_Required work:_ Across the listing below, count the lines containing "wxss". Give nothing but the number.

_Provided data:_
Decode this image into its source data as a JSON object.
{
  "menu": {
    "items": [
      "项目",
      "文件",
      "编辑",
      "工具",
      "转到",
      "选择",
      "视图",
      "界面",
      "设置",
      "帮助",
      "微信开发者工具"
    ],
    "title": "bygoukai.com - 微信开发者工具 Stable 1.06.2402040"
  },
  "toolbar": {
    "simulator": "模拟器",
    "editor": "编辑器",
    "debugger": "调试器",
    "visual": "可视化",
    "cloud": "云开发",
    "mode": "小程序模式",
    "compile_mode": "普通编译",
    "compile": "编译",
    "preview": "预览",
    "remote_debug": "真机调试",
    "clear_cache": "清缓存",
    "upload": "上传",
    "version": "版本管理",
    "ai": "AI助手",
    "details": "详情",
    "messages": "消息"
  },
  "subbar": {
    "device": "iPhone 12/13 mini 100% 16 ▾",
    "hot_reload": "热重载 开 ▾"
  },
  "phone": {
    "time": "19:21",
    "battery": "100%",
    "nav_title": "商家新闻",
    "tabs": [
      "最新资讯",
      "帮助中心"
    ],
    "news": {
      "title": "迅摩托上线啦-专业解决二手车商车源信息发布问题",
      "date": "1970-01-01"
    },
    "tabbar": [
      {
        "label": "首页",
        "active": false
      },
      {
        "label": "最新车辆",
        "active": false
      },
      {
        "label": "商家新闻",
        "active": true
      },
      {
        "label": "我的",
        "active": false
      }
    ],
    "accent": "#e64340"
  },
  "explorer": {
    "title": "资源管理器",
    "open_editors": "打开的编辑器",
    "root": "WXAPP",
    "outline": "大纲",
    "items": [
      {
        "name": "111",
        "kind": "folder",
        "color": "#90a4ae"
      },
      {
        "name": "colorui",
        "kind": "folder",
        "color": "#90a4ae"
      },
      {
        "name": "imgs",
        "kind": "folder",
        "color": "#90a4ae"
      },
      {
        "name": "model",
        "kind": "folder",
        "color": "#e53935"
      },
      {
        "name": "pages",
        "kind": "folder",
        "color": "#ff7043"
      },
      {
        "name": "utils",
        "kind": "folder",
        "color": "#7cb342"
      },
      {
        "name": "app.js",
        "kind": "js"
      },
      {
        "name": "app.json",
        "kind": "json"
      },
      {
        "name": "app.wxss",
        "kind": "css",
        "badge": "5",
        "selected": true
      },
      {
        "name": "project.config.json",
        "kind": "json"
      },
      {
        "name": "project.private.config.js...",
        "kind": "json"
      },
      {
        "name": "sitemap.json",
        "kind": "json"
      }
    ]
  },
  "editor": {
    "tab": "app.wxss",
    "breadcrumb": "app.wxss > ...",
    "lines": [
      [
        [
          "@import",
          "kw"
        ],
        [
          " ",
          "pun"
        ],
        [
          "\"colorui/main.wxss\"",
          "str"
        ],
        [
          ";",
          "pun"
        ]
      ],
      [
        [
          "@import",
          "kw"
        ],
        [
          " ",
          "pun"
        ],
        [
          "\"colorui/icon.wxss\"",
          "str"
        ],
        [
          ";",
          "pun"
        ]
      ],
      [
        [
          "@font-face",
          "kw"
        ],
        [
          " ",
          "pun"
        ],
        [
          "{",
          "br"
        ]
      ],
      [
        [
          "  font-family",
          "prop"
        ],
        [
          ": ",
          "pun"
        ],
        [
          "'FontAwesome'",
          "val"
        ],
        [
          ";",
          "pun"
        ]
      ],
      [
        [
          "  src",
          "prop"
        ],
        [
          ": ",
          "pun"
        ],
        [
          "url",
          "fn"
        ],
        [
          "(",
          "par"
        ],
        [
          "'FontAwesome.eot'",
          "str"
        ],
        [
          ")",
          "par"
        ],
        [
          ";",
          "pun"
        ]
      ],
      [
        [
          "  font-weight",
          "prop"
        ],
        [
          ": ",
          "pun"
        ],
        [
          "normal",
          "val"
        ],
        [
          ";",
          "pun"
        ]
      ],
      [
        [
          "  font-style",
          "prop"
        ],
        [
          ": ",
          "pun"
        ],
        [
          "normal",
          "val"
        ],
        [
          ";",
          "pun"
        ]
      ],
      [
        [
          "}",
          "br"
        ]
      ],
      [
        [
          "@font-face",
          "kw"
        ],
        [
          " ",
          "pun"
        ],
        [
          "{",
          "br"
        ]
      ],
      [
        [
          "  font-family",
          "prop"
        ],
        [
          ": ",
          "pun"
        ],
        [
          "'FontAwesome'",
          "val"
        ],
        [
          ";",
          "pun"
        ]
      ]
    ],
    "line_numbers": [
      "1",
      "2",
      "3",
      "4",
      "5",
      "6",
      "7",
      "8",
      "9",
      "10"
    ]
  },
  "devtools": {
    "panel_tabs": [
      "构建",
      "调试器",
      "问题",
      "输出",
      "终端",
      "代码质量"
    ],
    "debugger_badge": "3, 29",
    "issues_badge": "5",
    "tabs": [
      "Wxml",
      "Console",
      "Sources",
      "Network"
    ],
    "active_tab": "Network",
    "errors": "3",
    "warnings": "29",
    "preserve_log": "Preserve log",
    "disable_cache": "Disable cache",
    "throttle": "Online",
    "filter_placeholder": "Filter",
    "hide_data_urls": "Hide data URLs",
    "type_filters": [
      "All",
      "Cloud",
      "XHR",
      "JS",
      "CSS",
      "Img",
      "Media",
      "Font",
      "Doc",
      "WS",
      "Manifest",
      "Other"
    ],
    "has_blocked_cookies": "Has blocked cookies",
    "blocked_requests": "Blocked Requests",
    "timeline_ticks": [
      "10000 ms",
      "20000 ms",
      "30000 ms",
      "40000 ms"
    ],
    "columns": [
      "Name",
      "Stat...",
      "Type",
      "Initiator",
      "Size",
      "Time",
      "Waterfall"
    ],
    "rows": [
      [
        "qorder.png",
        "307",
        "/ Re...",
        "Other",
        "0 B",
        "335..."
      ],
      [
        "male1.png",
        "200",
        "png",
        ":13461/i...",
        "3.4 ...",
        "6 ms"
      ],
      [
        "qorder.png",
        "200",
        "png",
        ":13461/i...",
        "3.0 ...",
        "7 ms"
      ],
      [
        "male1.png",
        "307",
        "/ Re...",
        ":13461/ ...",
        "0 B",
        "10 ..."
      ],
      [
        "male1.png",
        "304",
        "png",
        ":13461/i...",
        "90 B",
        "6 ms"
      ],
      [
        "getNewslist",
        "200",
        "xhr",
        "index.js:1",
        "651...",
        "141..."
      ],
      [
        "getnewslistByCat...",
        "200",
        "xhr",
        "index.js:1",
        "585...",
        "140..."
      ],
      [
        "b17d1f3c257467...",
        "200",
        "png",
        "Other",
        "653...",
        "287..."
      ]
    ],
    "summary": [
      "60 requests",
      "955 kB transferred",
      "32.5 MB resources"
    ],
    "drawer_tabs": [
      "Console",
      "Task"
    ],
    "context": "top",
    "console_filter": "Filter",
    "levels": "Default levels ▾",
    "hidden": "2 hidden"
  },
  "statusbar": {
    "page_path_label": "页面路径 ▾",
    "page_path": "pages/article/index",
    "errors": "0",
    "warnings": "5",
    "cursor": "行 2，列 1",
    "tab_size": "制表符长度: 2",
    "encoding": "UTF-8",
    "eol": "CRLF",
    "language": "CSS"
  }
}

_Result for this task:_ 5